WIKI REFRESH Reghin (German: (Sächsisch) Regen; Hungarian: Szászrégen or Régen) is a city and municipality in Mureş county in Romania, on the Mureş River in Transylvania. It is the place of origin for the Sasregen Hasidic Jewish dynasty.

The city, previously inhabited mainly by Germans (Transylvanian Saxons) and Hungarians, had a population of approximately 35,700 in 2004. Today's city of Reghin is traditionally divided into two independent cities (German/Hungarian: Sächsich Regen/Szászrégen and Ungarisch Regen/Magyarrégen).


Reghin lies 29km north-northeast of Târgu Mureş, extending on both shores of the Mureş River, at the confluence with the Gurghiu River. It was created by the 1926 union of the German-inhabited and the Hungarian-inhabited city, and later joined with the two smaller communities Apalina (Hungarian: Abafája; German: Bendorf) and Iernuteni (Hungarian: Radnótfája; German: Etschdorf), added in 1956.

The two old (German and Hungarian) parts of the city are separated by the Gurghiu.


Reghin was first mentioned in 1228 in a charter of Hungarian King Andrew II as Regun - however, evidence of its strategic location and defence sysem suggests that the town might have been considerably older, possibly founded during by Ladislaus I.

Despite of the devastations of the city during the Mongol invasion (1241) and during the Tatar and Cuman incursions (1285), the town developed rapidly: already in the second half of the 13th century the city is the residence and power centre of the families Tomaj and Kacsik, to whom the nearby lands were awarded by the Hungarian Crown. Reghin became a minor ecclestial centre in 1330, with the building of the Gothic church (Roman Catholic at the time, it now serves the Protestant community) in the German part of the city; it is still the largest church in the area, and hosts the oldest Medieval Latin inscription of any church in Transylvania.

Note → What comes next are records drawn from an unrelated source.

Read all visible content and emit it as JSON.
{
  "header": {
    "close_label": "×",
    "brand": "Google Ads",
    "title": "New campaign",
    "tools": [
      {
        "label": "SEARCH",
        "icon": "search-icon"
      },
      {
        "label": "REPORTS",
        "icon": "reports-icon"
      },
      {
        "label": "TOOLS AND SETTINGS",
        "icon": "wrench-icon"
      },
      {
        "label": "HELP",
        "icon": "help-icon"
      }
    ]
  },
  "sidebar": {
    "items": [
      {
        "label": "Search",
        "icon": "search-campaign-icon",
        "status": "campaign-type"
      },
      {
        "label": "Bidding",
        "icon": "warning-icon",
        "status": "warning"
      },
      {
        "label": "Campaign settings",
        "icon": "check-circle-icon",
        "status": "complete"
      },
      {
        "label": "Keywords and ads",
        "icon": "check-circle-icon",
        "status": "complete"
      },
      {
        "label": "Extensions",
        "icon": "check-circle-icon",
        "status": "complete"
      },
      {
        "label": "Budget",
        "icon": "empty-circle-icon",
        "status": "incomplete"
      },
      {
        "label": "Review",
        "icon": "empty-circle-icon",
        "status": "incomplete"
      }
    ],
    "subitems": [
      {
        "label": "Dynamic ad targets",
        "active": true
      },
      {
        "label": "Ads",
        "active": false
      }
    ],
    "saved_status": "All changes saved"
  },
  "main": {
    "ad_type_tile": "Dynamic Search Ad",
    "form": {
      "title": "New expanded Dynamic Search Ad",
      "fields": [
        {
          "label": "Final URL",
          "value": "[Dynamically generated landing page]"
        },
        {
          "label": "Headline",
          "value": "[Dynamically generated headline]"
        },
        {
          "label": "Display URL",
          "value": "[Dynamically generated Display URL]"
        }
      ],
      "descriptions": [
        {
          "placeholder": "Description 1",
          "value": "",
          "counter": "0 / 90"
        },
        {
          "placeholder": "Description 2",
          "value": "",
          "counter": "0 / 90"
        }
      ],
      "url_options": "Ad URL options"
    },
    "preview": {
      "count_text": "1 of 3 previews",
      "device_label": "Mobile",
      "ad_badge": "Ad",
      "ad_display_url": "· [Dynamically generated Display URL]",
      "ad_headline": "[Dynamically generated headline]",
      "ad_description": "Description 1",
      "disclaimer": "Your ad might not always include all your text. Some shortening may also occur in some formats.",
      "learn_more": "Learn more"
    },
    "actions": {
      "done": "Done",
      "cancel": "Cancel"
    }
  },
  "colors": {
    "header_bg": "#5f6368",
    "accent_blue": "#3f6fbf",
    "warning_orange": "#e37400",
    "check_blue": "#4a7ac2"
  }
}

The Hungarian part of the city has an even older church, initially built in the Romanesque style.

In the beginning of the 15th century the settlement gained city rights, and, from 1427, the right to hold markets. In the 16th and 17th century Reghin was devasted by Habsburg and Ottoman troops on several occassions. It burned to the ground in 1848.

In 1920 Reghin, was awarded to Romania by the Treaty of Trianon, together with the rest of Transylvania. During the 20th century, the city has completely lost its original Transylvanian Saxon character - as many left for Germany during the latter stages of Communist Romania - and ethnic Romanians were settled in their place. In 1910 there were 7,310 inhabitants, of which 2,994 were German, 2,947 Hungarian and 1,311 Romanian. The data of the 1992 census showed a population of 24,601 Romanians, 12,471 Hungarian, 1,790 Roma, and 346 Germans.


The traditionally German city:
  • the Protestant (Lutheran) church, built in 1330 in honour of Saint Mary. Burnt down in 1708 and in 1848, after which it had been rebuilt and changed.
  • the Roman Catholic church, which was consecrated in 1781. A Calvinist church was built in 1890.
  • the Greek-Catholic church, built between 1811 and 1813, nowadays Romanian Orthodox.
The traditionally Hungarian city:
  • the Protestant (Calvinist) church, 13th century, in 1910 completely rebuilt.
  • the Greek-Catholic church, built in 1744, nowadays Romanian Orthodox.
New landmarks
  • a Romanian Orthodox Cathedral was built in the city in the 1990s.
  • the Renowned zoological and folkloristical collections.


  • Josef Haltrich (*1822, †1886), ethnographer, historician.
  • Ferenc Kós (*1828), writer
  • Rudolf Wagner-Régeny (*1903 †1969), composer
  • Georg Maurer (*1907, †1971), writer
  • Jutta Pallos-Schönauer (*1925), Painter
Municipalities in RomaniaMureş County

Photos in region